Biathlon is a fascinating winter sport that combines two very different disciplines: cross-country skiing and rifle shooting.
In a biathlon, athletes race on cross- country skis around a closed course, carry a small calibre rifle on their backs. These rifles are specially designed for biathlon with lightweight stocks. They are also equipped with special sights to aid accuracy. During the race, athletes will stop at designated areas to shoot at targets. The shooting rounds are not timed, but athletes only have a set number of bullets. Depending on the competition, missed shots may result in a penalty lap around a 150m loop or time being added to the athletes total. The number of shooting areas can also vary depending on the distance of the course. The shooting segments can occur either in the standing position or lying on your stomach.
Biathlon is a timed events where the quickest finish means victory. However, its not all about being fast. Accuracy matters as well.
Biathlon originated as a military training exercise in Scandinavia, particularly in Norway, where it was a means to train soldiers on the 18th century. In the 19th century, biathlon began to take shape as a sport with organised competitions. It was initially known as “military patrol”. These early competition were primarily focused on practical skills needed by soldiers. The first recorded civilian biathlon competition took place in Norway in 1861. This event marked the beginning of biathlon as a competition sport beyond military training.
Biathlon made it’s official debut in the Winter Olympics in 1924 in Chamonix, France but only as a demonstration event at the time. It only became a regular part of the Winter Games in 1960 in Squaw Valley, USA.
Biathlon has been an event in the World Transplant Winter Games since the inaugural Games in Tignes, France in 1994. Transplant recipients from eighteen countries took part in this first Winter Games.
Biathlon races are enjoyable and exciting. The sport promotes a healthy lifestyle and because it is low impact, athletes can participate well into old age. There is also a very low injury rate in Biathlon.
Biathlon has all the health and fitness advantages of cross-country skiing – burning calories; increasing flexibility whilst engaging the core; strengthening the quads, hamstrings, calves, and glutes; working the arms and upper body and lifting the spirits – as well as the shooting that demands concentration, precision, and self-awareness.

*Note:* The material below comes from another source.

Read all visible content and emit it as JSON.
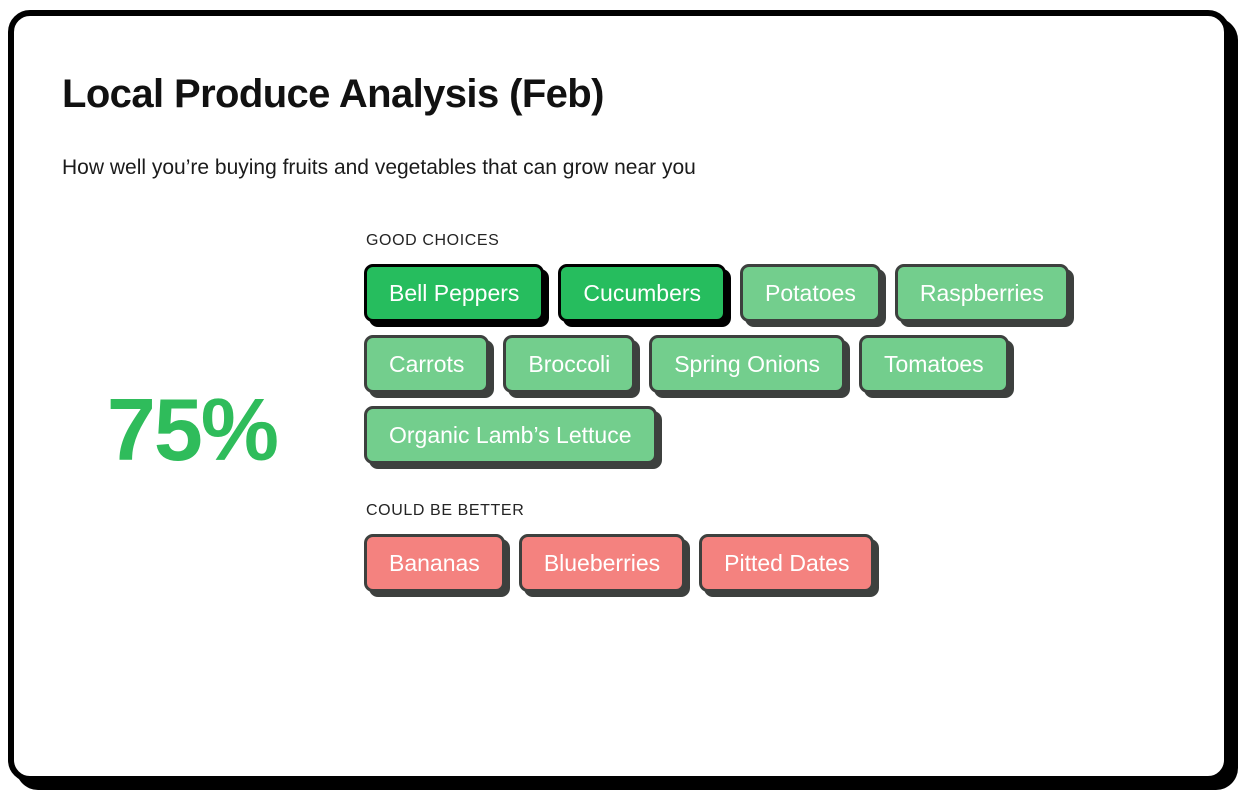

Learning to remain calm and focused while under physical and mental stress is a great skill.
If you’re a skier and think you might like to try biathlon, most biathlon clubs will teach the basics of the sport. In most cases these clubs will have rifles that new biathletes can use. That way you don’t have to buy one just to see if you’re going to like biathlon. Rifle safety, of course, is paramount, and you may be required to take a rifle safety certification class before handling a rifle or competing. This will vary depending on country so please ask locally.